(Entries from a dataset of interfaces)
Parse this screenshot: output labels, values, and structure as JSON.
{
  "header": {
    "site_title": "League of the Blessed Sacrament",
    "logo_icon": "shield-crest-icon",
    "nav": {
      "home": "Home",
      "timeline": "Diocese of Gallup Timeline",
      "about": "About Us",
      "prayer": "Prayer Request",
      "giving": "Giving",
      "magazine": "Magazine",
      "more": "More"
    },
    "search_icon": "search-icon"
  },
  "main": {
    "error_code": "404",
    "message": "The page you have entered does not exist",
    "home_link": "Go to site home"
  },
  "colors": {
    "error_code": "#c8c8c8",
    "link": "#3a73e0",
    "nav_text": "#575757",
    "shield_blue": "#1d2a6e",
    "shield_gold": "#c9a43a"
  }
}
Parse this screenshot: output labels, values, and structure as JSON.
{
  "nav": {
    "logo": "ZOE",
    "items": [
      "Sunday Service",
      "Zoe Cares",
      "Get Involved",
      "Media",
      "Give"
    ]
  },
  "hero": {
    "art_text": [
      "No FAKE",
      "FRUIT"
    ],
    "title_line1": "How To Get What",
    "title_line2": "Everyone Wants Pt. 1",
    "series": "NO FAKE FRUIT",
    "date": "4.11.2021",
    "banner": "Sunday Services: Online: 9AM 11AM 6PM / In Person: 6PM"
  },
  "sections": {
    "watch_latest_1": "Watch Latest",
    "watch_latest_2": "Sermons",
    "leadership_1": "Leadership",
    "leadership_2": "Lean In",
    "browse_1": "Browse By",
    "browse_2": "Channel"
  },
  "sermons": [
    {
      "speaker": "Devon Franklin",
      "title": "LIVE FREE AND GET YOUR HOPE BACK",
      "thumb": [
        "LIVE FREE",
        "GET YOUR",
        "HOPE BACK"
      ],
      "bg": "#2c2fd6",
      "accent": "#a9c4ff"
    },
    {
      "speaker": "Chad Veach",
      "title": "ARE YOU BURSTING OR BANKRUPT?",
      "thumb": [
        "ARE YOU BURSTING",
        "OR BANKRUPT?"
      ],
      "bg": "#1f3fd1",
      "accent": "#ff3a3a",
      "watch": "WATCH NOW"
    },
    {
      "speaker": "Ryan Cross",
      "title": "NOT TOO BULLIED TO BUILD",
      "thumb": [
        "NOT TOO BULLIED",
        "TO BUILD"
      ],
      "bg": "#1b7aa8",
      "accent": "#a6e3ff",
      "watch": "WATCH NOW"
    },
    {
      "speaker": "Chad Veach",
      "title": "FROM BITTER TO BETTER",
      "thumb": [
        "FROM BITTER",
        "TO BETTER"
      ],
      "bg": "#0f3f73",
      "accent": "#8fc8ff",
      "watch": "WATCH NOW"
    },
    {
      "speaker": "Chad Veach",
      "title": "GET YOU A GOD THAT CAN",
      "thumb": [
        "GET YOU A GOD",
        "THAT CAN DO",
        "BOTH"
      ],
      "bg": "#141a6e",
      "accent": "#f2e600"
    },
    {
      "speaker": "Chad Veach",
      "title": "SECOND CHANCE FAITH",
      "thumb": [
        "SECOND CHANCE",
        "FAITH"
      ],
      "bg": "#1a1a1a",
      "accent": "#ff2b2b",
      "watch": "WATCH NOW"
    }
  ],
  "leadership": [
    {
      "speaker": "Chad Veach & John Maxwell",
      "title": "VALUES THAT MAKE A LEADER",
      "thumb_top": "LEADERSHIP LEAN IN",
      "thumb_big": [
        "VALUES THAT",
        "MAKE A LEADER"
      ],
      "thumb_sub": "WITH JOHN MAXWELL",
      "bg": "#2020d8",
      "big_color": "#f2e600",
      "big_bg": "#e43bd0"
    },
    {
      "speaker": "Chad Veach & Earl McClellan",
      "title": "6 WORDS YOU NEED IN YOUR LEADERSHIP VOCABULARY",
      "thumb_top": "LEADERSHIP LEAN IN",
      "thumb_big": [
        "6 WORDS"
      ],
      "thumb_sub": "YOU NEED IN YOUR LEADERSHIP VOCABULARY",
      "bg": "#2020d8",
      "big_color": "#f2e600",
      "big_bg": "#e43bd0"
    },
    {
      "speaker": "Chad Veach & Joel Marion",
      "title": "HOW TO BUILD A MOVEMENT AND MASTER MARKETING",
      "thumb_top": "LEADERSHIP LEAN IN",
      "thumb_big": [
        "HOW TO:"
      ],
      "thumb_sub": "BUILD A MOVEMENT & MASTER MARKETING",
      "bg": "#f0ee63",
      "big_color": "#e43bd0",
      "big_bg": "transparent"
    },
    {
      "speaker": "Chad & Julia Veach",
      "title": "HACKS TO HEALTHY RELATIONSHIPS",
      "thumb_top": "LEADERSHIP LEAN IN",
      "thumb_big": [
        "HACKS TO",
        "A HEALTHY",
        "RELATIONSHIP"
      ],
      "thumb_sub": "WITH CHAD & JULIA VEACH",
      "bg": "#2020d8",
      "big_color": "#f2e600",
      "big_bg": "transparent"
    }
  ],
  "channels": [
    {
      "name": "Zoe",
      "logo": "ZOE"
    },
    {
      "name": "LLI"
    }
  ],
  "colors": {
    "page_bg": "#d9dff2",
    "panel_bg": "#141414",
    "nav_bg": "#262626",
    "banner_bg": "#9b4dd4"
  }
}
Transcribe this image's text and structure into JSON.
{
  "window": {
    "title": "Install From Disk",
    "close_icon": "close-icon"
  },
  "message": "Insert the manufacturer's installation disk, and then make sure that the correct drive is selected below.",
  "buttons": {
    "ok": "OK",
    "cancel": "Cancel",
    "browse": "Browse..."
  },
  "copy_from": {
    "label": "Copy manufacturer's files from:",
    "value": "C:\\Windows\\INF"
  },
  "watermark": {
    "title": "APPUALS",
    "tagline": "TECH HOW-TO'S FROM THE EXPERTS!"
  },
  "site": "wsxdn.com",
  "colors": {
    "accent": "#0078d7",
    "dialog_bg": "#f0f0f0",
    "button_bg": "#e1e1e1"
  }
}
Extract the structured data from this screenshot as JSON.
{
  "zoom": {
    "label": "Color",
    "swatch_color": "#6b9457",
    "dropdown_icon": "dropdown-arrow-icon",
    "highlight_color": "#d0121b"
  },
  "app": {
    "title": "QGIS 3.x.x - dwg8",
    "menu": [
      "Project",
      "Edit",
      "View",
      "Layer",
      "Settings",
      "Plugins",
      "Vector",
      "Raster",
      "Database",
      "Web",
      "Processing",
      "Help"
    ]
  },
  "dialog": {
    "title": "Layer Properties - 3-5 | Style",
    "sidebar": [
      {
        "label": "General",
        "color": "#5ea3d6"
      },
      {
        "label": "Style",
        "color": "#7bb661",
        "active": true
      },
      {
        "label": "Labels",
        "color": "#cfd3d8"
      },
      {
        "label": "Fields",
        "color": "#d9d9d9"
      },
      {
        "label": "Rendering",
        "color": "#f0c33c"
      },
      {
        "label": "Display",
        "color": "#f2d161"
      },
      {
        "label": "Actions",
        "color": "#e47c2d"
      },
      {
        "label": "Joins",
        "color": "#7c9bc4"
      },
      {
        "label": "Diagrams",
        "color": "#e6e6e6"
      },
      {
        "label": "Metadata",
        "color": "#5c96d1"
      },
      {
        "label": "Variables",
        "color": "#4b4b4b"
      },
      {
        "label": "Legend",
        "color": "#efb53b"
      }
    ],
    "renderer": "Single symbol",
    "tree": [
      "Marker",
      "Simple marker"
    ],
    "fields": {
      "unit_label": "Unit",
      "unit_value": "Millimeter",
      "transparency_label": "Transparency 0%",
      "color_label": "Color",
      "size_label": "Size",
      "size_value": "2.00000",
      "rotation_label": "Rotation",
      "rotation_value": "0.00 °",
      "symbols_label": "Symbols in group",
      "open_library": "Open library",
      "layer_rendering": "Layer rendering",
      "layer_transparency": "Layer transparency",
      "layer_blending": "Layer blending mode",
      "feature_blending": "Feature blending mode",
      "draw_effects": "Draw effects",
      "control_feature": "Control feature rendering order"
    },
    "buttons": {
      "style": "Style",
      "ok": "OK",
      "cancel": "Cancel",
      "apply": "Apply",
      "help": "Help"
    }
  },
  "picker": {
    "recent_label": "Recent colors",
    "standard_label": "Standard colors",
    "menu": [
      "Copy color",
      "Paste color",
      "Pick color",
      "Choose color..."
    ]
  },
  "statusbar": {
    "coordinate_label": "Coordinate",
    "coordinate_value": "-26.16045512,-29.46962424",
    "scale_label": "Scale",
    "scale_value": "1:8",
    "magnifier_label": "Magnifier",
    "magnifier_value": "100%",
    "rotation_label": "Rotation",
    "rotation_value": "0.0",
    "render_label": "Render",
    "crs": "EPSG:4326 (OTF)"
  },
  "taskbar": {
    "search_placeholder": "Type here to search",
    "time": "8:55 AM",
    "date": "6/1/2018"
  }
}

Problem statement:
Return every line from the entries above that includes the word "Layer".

The completed task:
      "Layer",
    "title": "Layer Properties - 3-5 | Style",
      "layer_rendering": "Layer rendering",
      "layer_transparency": "Layer transparency",
      "layer_blending": "Layer blending mode",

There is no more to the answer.